Tate Liverpool

Tate Liverpool

Then I bumped into Susan Hiller’s piece ‘Belshazzar’s Feast, the Writing on Your Wall’ – almost literally as it was quite strangely placed by the exit. I’d seen this before in a different exhibition, and remembered it being more atmospheric and representative of a domestic room. Here, it felt a bit like a visitor seating area done out in Ikea.

The Bluecoat

The Bluecoat

Next to the Bluecoat, to see Listening, a Hayward touring exhibition of sound art. My favourite here was Laurie Anderson’s ‘The Handphone Table’, where listeners have to place their elbows on a table and hands over their ears in order to hear a soundtrack – the vibrations conducting the sound through the body.

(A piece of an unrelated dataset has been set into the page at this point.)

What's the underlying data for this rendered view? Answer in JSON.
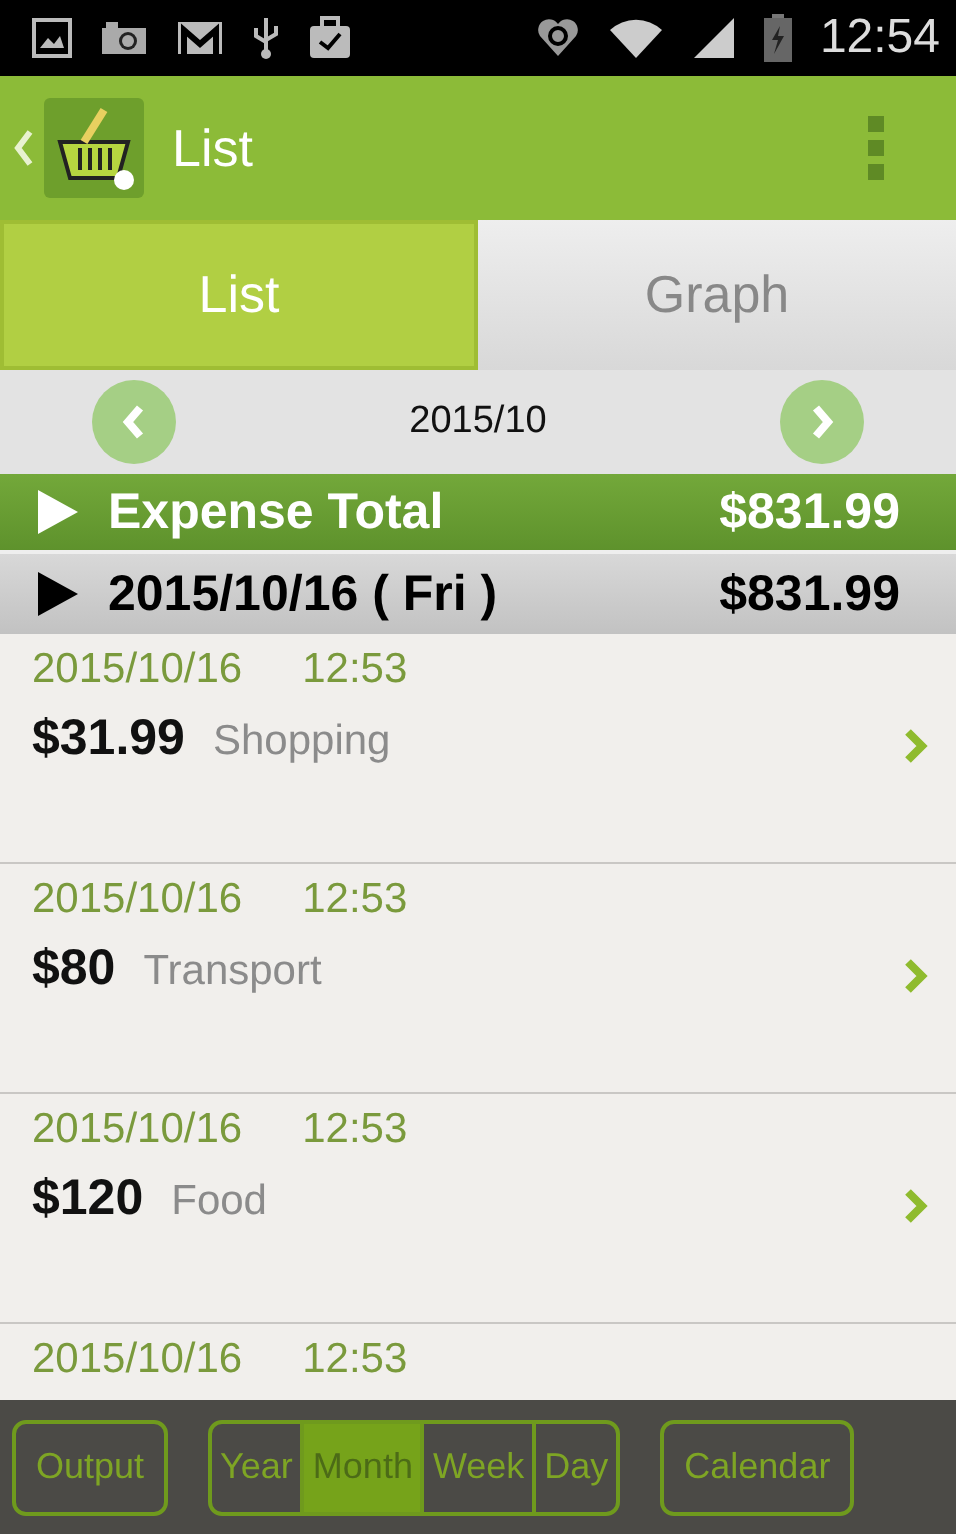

The Duke of Lancaster

The Duke of Lancaster


The Duke of Lancaster

Back on the road, and I make a stop at the dilapidated passenger ship, The Duke of Lancaster. The ship was purchased to be made into a luxury shopping mall, but I guess planning permission wasn’t granted or finance ran out as she was left to rot in the middle of nowhere. Since then, street artists from around the UK have made her a giant canvas and the sight is pretty spectacular.

Portmerion Village

Portmerion Village

Final stop – Portmerion Village – a bit of a stretch to call it art but certainly a unique vision/disnificaion of a place worth seeing!

Sweet ‘Art’s Frieze Week In Pictures

Tracey Emin's The Last Great Adventure Is You opening night at White Cube.

Tracey Emin’s The Last Great Adventure Is You opening night at White Cube.


Tracey Emin’s The Last Great Adventure Is You opening night at White Cube.


Tracey Emin’s The Last Great Adventure Is You opening night at White Cube.


Tracey Emin’s The Last Great Adventure Is You opening night at White Cube.


Saatchi’s New Sensations private view, Lauren Cohen’s ‘Purple Socks’


Saatchi’s New Sensations private view, Mollie Douthit’s ‘Show Me That Trick Again’


Saatchi’s New Sensations private view.


The Future Can Wait private view, Wendy Mayer’s ‘Ophelia’

photo 1

Corrina at Saatchi’s New Sensations private view.


Poly Morgan at The Other Art Fair opening night.


The Other Art Fair opening night.


Moniker Art Fair opening night.


Open Walls Gallery stand at The Moniker Art Fair opening night.


Dannielle Hodson in her shop at The Sanderson Hotel


Dannielle Hodson’s doodles at The Sanderson Hotel

Joyce Pensato Mickey For Micky 2014

Joyce Pensato’s ‘Mickey for Mickey’ at Frieze Art Fair


Frieze Art Fair


Diana on a mission!

The Collector

‘The Collector’ at Frieze Masters


More of Frieze Art Fair


Bex Massey ‘he’s So Hot Right Now’ at the Young Masters prize.


Private view at the Angus Hughes Gallery


Sadie Lee works at the Angus Hughes Gallery


Gillian Wearing at the Maureen Paley Gallery

Contributions by Anthony Didlick, Diana Ilies, Charlotte Elliston, Corrina Eastwood, B Drobnak